The Saudi crown prince Muhammed bin Salman has been undertaking a weekslong U.S. charm offensive. One of the key themes surrounding his visit is the kingdom’s initiative to extend the oil production cuts that it leads jointly with Russia.
Despite an uptick in oil prices, a closer look at the oil market unveils the real winner of curtailing crude exports: America. U.S. oil output broke through the 10 million barrels a day mark for the first time in half a century. And, according to a recent statement by the Director of the International Energy Agency, it could reach a record of 12.1 million barrels a day in 2023.
Although the price of a barrel of oil has somewhat retreated from the January $70 heights, it is still $10 above its level a year ago and more than double what it was during the price collapse in early 2016. This has been helped along by phenomenal discipline within OPEC+, as the agreement on production cuts between OPEC, Russia and nine more exporting countries is informally known. Apparently compliance has reached a surprising 138% — exporters have made bigger cuts than initially pledged.
As always, however, the devil is in the details.
The bigger cutbacks are largely an optical illusion: Curtailed production is due to the protracted but inevitable collapse of Venezuela’s oil industry. Just last year its oil production shrunk by 20%, taking close to 500,000 barrels of daily output off the market.
Moreover, the actual influence of the production cuts on the market is far from obvious. Policymakers in OPEC countries believe that restraining output created a floor under the crude price. Most likely, it helped, but it was not the only reason for the price recovery. The global oil market is extraordinary convoluted and multifaceted; behind every price movement there several overlapping price drivers. Despite heightened media attention to production cuts, other factors played an important role, for instance, relative U.S. dollar weakness, or upbeat global GDP growth forecasts.

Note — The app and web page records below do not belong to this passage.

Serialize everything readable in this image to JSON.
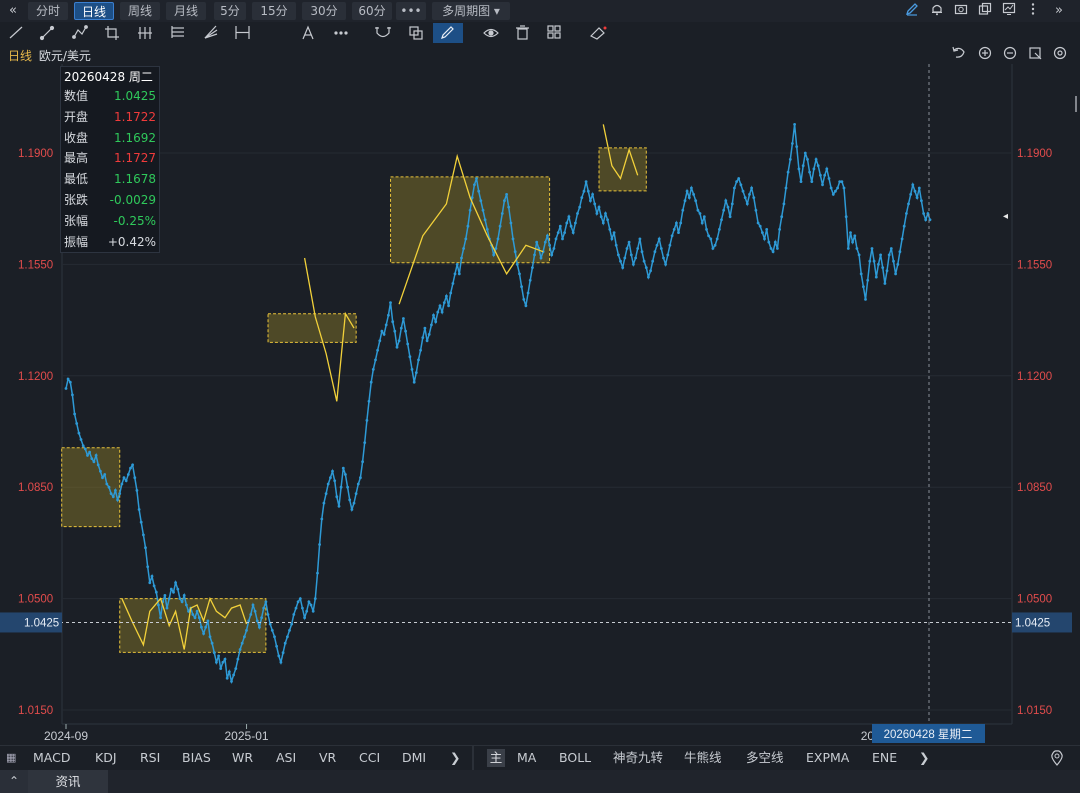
{
  "toolbar": {
    "left_arrow": "«",
    "right_arrow": "»",
    "periods": [
      {
        "label": "分时",
        "active": false
      },
      {
        "label": "日线",
        "active": true
      },
      {
        "label": "周线",
        "active": false
      },
      {
        "label": "月线",
        "active": false
      },
      {
        "label": "5分",
        "active": false
      },
      {
        "label": "15分",
        "active": false
      },
      {
        "label": "30分",
        "active": false
      },
      {
        "label": "60分",
        "active": false
      }
    ],
    "more_label": "•••",
    "multi_period_label": "多周期图 ▾",
    "draw_tools": [
      "line-tool-icon",
      "ray-tool-icon",
      "polyline-tool-icon",
      "crop-tool-icon",
      "parallel-tool-icon",
      "channel-tool-icon",
      "fan-tool-icon",
      "measure-tool-icon",
      "text-tool-icon",
      "more-tools-icon",
      "magnet-icon",
      "copy-icon",
      "pen-icon",
      "eye-icon",
      "trash-icon",
      "layers-icon",
      "eraser-icon"
    ]
  },
  "chart_header": {
    "period": "日线",
    "symbol": "欧元/美元"
  },
  "info": {
    "date": "20260428 周二",
    "rows": [
      {
        "k": "数值",
        "v": "1.0425",
        "color": "#2fc95b"
      },
      {
        "k": "开盘",
        "v": "1.1722",
        "color": "#ef3b3b"
      },
      {
        "k": "收盘",
        "v": "1.1692",
        "color": "#2fc95b"
      },
      {
        "k": "最高",
        "v": "1.1727",
        "color": "#ef3b3b"
      },
      {
        "k": "最低",
        "v": "1.1678",
        "color": "#2fc95b"
      },
      {
        "k": "张跌",
        "v": "-0.0029",
        "color": "#2fc95b"
      },
      {
        "k": "张幅",
        "v": "-0.25%",
        "color": "#2fc95b"
      },
      {
        "k": "振幅",
        "v": "+0.42%",
        "color": "#d8dbe0"
      }
    ]
  },
  "chart_data": {
    "type": "line",
    "title": "",
    "xlabel": "",
    "ylabel": "",
    "ylim": [
      1.015,
      1.205
    ],
    "yticks": [
      1.015,
      1.05,
      1.085,
      1.12,
      1.155,
      1.19
    ],
    "ytick_labels": [
      "1.0150",
      "1.0500",
      "1.0850",
      "1.1200",
      "1.1550",
      "1.1900"
    ],
    "xticks": [
      {
        "label": "2024-09",
        "idx": 0
      },
      {
        "label": "2025-01",
        "idx": 84
      },
      {
        "label": "2026-01",
        "idx": 380
      }
    ],
    "crosshair": {
      "value": 1.0425,
      "value_label": "1.0425",
      "idx": 492,
      "date_label": "20260428 星期二"
    },
    "series": [
      {
        "values": [
          1.116,
          1.119,
          1.118,
          1.114,
          1.108,
          1.105,
          1.102,
          1.1,
          1.098,
          1.097,
          1.095,
          1.096,
          1.094,
          1.093,
          1.095,
          1.092,
          1.09,
          1.088,
          1.089,
          1.086,
          1.085,
          1.083,
          1.082,
          1.084,
          1.081,
          1.083,
          1.086,
          1.088,
          1.087,
          1.089,
          1.091,
          1.092,
          1.088,
          1.084,
          1.078,
          1.074,
          1.07,
          1.066,
          1.06,
          1.055,
          1.057,
          1.054,
          1.052,
          1.048,
          1.044,
          1.049,
          1.051,
          1.047,
          1.05,
          1.053,
          1.052,
          1.055,
          1.053,
          1.05,
          1.049,
          1.051,
          1.048,
          1.046,
          1.047,
          1.045,
          1.044,
          1.046,
          1.044,
          1.041,
          1.039,
          1.041,
          1.043,
          1.038,
          1.036,
          1.033,
          1.03,
          1.032,
          1.028,
          1.03,
          1.031,
          1.025,
          1.027,
          1.024,
          1.026,
          1.028,
          1.031,
          1.034,
          1.036,
          1.038,
          1.04,
          1.043,
          1.045,
          1.048,
          1.046,
          1.043,
          1.041,
          1.044,
          1.047,
          1.049,
          1.045,
          1.042,
          1.04,
          1.038,
          1.035,
          1.032,
          1.03,
          1.033,
          1.036,
          1.038,
          1.04,
          1.042,
          1.045,
          1.047,
          1.049,
          1.05,
          1.047,
          1.044,
          1.046,
          1.049,
          1.048,
          1.046,
          1.05,
          1.058,
          1.067,
          1.075,
          1.08,
          1.083,
          1.086,
          1.088,
          1.09,
          1.087,
          1.082,
          1.079,
          1.085,
          1.091,
          1.089,
          1.085,
          1.081,
          1.078,
          1.08,
          1.083,
          1.086,
          1.088,
          1.093,
          1.099,
          1.106,
          1.112,
          1.118,
          1.122,
          1.125,
          1.128,
          1.131,
          1.134,
          1.133,
          1.136,
          1.139,
          1.143,
          1.137,
          1.134,
          1.129,
          1.131,
          1.135,
          1.138,
          1.134,
          1.13,
          1.126,
          1.122,
          1.118,
          1.121,
          1.125,
          1.128,
          1.132,
          1.135,
          1.131,
          1.133,
          1.136,
          1.139,
          1.137,
          1.14,
          1.142,
          1.14,
          1.143,
          1.145,
          1.142,
          1.146,
          1.149,
          1.152,
          1.155,
          1.152,
          1.157,
          1.16,
          1.163,
          1.167,
          1.172,
          1.176,
          1.18,
          1.182,
          1.178,
          1.175,
          1.172,
          1.169,
          1.166,
          1.163,
          1.161,
          1.158,
          1.16,
          1.163,
          1.167,
          1.171,
          1.175,
          1.177,
          1.173,
          1.168,
          1.163,
          1.159,
          1.155,
          1.152,
          1.148,
          1.144,
          1.142,
          1.146,
          1.15,
          1.154,
          1.158,
          1.162,
          1.16,
          1.157,
          1.159,
          1.162,
          1.164,
          1.161,
          1.158,
          1.16,
          1.163,
          1.165,
          1.167,
          1.163,
          1.165,
          1.168,
          1.17,
          1.167,
          1.165,
          1.168,
          1.171,
          1.173,
          1.176,
          1.178,
          1.181,
          1.178,
          1.175,
          1.177,
          1.174,
          1.171,
          1.173,
          1.17,
          1.168,
          1.171,
          1.169,
          1.166,
          1.163,
          1.165,
          1.161,
          1.158,
          1.156,
          1.154,
          1.157,
          1.16,
          1.162,
          1.158,
          1.155,
          1.157,
          1.16,
          1.163,
          1.159,
          1.156,
          1.154,
          1.151,
          1.153,
          1.156,
          1.159,
          1.161,
          1.163,
          1.16,
          1.157,
          1.155,
          1.158,
          1.161,
          1.164,
          1.166,
          1.168,
          1.165,
          1.168,
          1.172,
          1.175,
          1.178,
          1.176,
          1.179,
          1.177,
          1.175,
          1.172,
          1.171,
          1.168,
          1.17,
          1.166,
          1.164,
          1.163,
          1.16,
          1.161,
          1.163,
          1.166,
          1.169,
          1.172,
          1.175,
          1.173,
          1.17,
          1.174,
          1.179,
          1.181,
          1.182,
          1.18,
          1.178,
          1.176,
          1.174,
          1.177,
          1.179,
          1.176,
          1.172,
          1.168,
          1.167,
          1.165,
          1.163,
          1.166,
          1.162,
          1.16,
          1.159,
          1.162,
          1.16,
          1.166,
          1.17,
          1.174,
          1.179,
          1.184,
          1.188,
          1.193,
          1.199,
          1.192,
          1.185,
          1.181,
          1.186,
          1.19,
          1.188,
          1.184,
          1.181,
          1.185,
          1.188,
          1.186,
          1.183,
          1.18,
          1.183,
          1.185,
          1.182,
          1.179,
          1.177,
          1.178,
          1.179,
          1.181,
          1.181,
          1.179,
          1.17,
          1.16,
          1.165,
          1.162,
          1.164,
          1.16,
          1.158,
          1.152,
          1.148,
          1.144,
          1.15,
          1.156,
          1.16,
          1.156,
          1.151,
          1.155,
          1.158,
          1.154,
          1.149,
          1.153,
          1.158,
          1.16,
          1.156,
          1.152,
          1.155,
          1.159,
          1.163,
          1.167,
          1.171,
          1.174,
          1.177,
          1.18,
          1.178,
          1.176,
          1.179,
          1.175,
          1.171,
          1.169,
          1.171,
          1.169
        ],
        "color": "#2e9ad6"
      }
    ],
    "boxes": [
      {
        "x0": -2,
        "x1": 25,
        "y0": 1.0726,
        "y1": 1.0974
      },
      {
        "x0": 25,
        "x1": 93,
        "y0": 1.0331,
        "y1": 1.05
      },
      {
        "x0": 94,
        "x1": 135,
        "y0": 1.1305,
        "y1": 1.1395
      },
      {
        "x0": 151,
        "x1": 225,
        "y0": 1.1555,
        "y1": 1.1825
      },
      {
        "x0": 248,
        "x1": 270,
        "y0": 1.1781,
        "y1": 1.1916
      }
    ],
    "zigzags": [
      {
        "points": [
          [
            26,
            1.05
          ],
          [
            31,
            1.0425
          ],
          [
            36,
            1.0355
          ],
          [
            39,
            1.046
          ],
          [
            44,
            1.05
          ],
          [
            48,
            1.0415
          ],
          [
            51,
            1.046
          ],
          [
            55,
            1.034
          ],
          [
            58,
            1.047
          ],
          [
            61,
            1.048
          ],
          [
            64,
            1.043
          ],
          [
            67,
            1.05
          ],
          [
            70,
            1.046
          ],
          [
            74,
            1.044
          ],
          [
            77,
            1.047
          ],
          [
            81,
            1.048
          ],
          [
            84,
            1.042
          ]
        ]
      },
      {
        "points": [
          [
            111,
            1.157
          ],
          [
            116,
            1.1385
          ],
          [
            121,
            1.127
          ],
          [
            126,
            1.112
          ],
          [
            130,
            1.1395
          ],
          [
            134,
            1.135
          ]
        ]
      },
      {
        "points": [
          [
            155,
            1.1425
          ],
          [
            166,
            1.164
          ],
          [
            177,
            1.174
          ],
          [
            182,
            1.189
          ],
          [
            188,
            1.176
          ],
          [
            196,
            1.164
          ],
          [
            205,
            1.152
          ],
          [
            214,
            1.161
          ],
          [
            222,
            1.159
          ]
        ]
      },
      {
        "points": [
          [
            250,
            1.199
          ],
          [
            254,
            1.186
          ],
          [
            258,
            1.182
          ],
          [
            262,
            1.191
          ],
          [
            266,
            1.183
          ]
        ]
      }
    ]
  },
  "chart_tools": [
    "undo-icon",
    "zoom-in-icon",
    "zoom-out-icon",
    "restore-icon",
    "settings-icon"
  ],
  "indicators_left": {
    "menu_icon": "▦",
    "items": [
      "MACD",
      "KDJ",
      "RSI",
      "BIAS",
      "WR",
      "ASI",
      "VR",
      "CCI",
      "DMI"
    ],
    "arrow": "❯"
  },
  "indicators_right": {
    "main_label": "主",
    "items": [
      "MA",
      "BOLL",
      "神奇九转",
      "牛熊线",
      "多空线",
      "EXPMA",
      "ENE"
    ],
    "arrow": "❯"
  },
  "news": {
    "collapse": "⌃",
    "label": "资讯"
  },
  "right_edge_marker": "◂"
}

At the moment, the new alliance (or ROPEC — OPEC plus Russia — as the media referred to it recently) is a major cause célèbre. Are we really witnessing the creation of a new colossus which can single‐handedly balance the energy market? Those who believe that also believe the 2014–15 oil price crash was business as usual — just another cycle which can be managed by production cuts. But from what we’ve seen so far, it was not. It was a market shift, and one which favored the U.S.
Several factors played a role in said shift, but the biggest was likely the shale revolution. In essence, a leap in shale companies’ efficiency caused a fall in the oil price. As a consequence, the entire petroleum industry had to become leaner and cut costs to adjust to the new equilibrium.
And once again, American shale companies were ahead of the pack. Cost reductions among global oil companies were estimated at 16% in 2015–16, while among U.S. shale producers they reached 26% on average in the same period.
It’s survival of the fittest. In the grand scheme of things, Saudi Arabia and Russia are trying to balance not just one government, nor even a country, but the entire industry. Fundamentally, it’s OPEC+ vs. market efficiency. In the longer run, however, this game cannot be won, because it will require an ever bigger sacrifice by those countries cutting production. To defend a certain price minimum, say $60 per barrel, the coalition of petro‐states will have to carry on reducing their output.
Arguably, leaders of the Gulf states and Russia are falling victim to politics, a field in which it’s better to be seen doing something than nothing. Especially when no one is sure what (if anything) would work. But who is the biggest economic winner in this game? Ironically, it’s America yet again.
Each time Saudi Arabia and their allies restrict exports, they prop up the price and create a vacant market share which then gives a boost to those producers outside the agreement that are not bound by quotas. The biggest among them is the United States. Naturally, thousands of American companies are keen for a free ride.
All of that is happening already. The U.S. has just overtaken Saudi Arabia in oil production and is expected to rival Russia soon. No wonder U.S. oil companies were expected to be especially cordial with the Saudi delegation during the princely visit. But one might imagine that on the sidelines of the meetings many Saudis will be scratching their heads and wondering how and why did they get themselves into this pickle.